# [The problem]
Write out the data again in full, exactly as it reads.

==============================

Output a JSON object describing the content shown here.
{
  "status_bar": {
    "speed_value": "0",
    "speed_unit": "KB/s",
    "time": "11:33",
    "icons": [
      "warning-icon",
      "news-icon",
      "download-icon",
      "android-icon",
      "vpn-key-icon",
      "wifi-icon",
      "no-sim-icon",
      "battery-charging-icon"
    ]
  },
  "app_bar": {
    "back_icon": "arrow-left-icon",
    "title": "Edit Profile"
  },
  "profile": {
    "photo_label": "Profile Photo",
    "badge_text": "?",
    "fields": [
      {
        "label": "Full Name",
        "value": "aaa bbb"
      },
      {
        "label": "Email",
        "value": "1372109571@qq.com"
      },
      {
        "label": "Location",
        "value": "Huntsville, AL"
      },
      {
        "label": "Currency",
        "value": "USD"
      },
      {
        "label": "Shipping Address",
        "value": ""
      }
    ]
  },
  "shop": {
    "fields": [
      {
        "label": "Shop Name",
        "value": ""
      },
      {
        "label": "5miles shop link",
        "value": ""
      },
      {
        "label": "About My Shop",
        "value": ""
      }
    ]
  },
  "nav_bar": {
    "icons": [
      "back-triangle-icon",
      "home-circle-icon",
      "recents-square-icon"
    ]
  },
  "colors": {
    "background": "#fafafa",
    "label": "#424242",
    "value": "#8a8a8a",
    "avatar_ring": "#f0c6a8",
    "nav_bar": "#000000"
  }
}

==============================

# [Expected answer]
Output a JSON object describing the content shown here.
{
  "status_bar": {
    "speed_value": "0",
    "speed_unit": "KB/s",
    "time": "11:33",
    "icons": [
      "warning-icon",
      "news-icon",
      "download-icon",
      "android-icon",
      "vpn-key-icon",
      "wifi-icon",
      "no-sim-icon",
      "battery-charging-icon"
    ]
  },
  "app_bar": {
    "back_icon": "arrow-left-icon",
    "title": "Edit Profile"
  },
  "profile": {
    "photo_label": "Profile Photo",
    "badge_text": "?",
    "fields": [
      {
        "label": "Full Name",
        "value": "aaa bbb"
      },
      {
        "label": "Email",
        "value": "1372109571@qq.com"
      },
      {
        "label": "Location",
        "value": "Huntsville, AL"
      },
      {
        "label": "Currency",
        "value": "USD"
      },
      {
        "label": "Shipping Address",
        "value": ""
      }
    ]
  },
  "shop": {
    "fields": [
      {
        "label": "Shop Name",
        "value": ""
      },
      {
        "label": "5miles shop link",
        "value": ""
      },
      {
        "label": "About My Shop",
        "value": ""
      }
    ]
  },
  "nav_bar": {
    "icons": [
      "back-triangle-icon",
      "home-circle-icon",
      "recents-square-icon"
    ]
  },
  "colors": {
    "background": "#fafafa",
    "label": "#424242",
    "value": "#8a8a8a",
    "avatar_ring": "#f0c6a8",
    "nav_bar": "#000000"
  }
}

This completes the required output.